> REQUIRED ACTION
Would you write out each line of the material below exactly, skipping every picture?

> PROVIDED RECORDS
____

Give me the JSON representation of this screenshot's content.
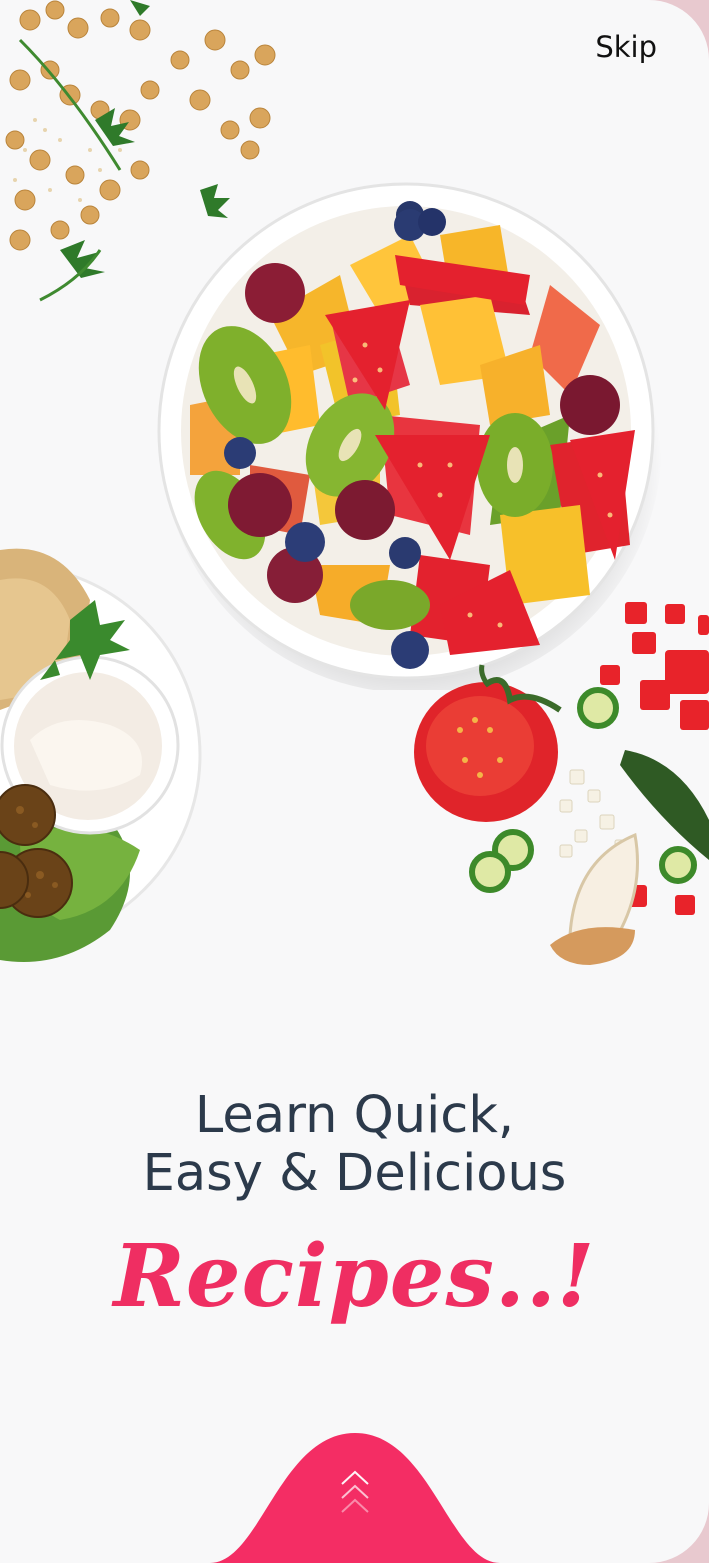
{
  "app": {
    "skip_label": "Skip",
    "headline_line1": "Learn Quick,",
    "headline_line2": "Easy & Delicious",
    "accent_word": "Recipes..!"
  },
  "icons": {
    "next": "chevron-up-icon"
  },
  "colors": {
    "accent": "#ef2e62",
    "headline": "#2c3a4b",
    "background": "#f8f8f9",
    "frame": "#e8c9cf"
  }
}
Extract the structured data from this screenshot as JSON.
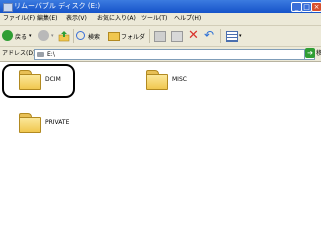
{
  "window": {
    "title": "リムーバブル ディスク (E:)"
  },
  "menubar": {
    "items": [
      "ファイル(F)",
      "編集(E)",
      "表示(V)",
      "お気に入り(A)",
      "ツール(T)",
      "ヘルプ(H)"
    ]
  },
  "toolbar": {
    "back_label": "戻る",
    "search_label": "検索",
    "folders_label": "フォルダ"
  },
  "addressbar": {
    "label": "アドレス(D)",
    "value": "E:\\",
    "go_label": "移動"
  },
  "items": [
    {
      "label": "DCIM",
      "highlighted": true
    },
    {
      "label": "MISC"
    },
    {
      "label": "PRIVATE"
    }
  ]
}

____

> RESULT OF THE TASK
Give me the JSON representation of this screenshot's content.
{
  "app": {
    "skip_label": "Skip",
    "headline_line1": "Learn Quick,",
    "headline_line2": "Easy & Delicious",
    "accent_word": "Recipes..!"
  },
  "icons": {
    "next": "chevron-up-icon"
  },
  "colors": {
    "accent": "#ef2e62",
    "headline": "#2c3a4b",
    "background": "#f8f8f9",
    "frame": "#e8c9cf"
  }
}
Extract the structured data from this screenshot as JSON.
{
  "window": {
    "title": "リムーバブル ディスク (E:)"
  },
  "menubar": {
    "items": [
      "ファイル(F)",
      "編集(E)",
      "表示(V)",
      "お気に入り(A)",
      "ツール(T)",
      "ヘルプ(H)"
    ]
  },
  "toolbar": {
    "back_label": "戻る",
    "search_label": "検索",
    "folders_label": "フォルダ"
  },
  "addressbar": {
    "label": "アドレス(D)",
    "value": "E:\\",
    "go_label": "移動"
  },
  "items": [
    {
      "label": "DCIM",
      "highlighted": true
    },
    {
      "label": "MISC"
    },
    {
      "label": "PRIVATE"
    }
  ]
}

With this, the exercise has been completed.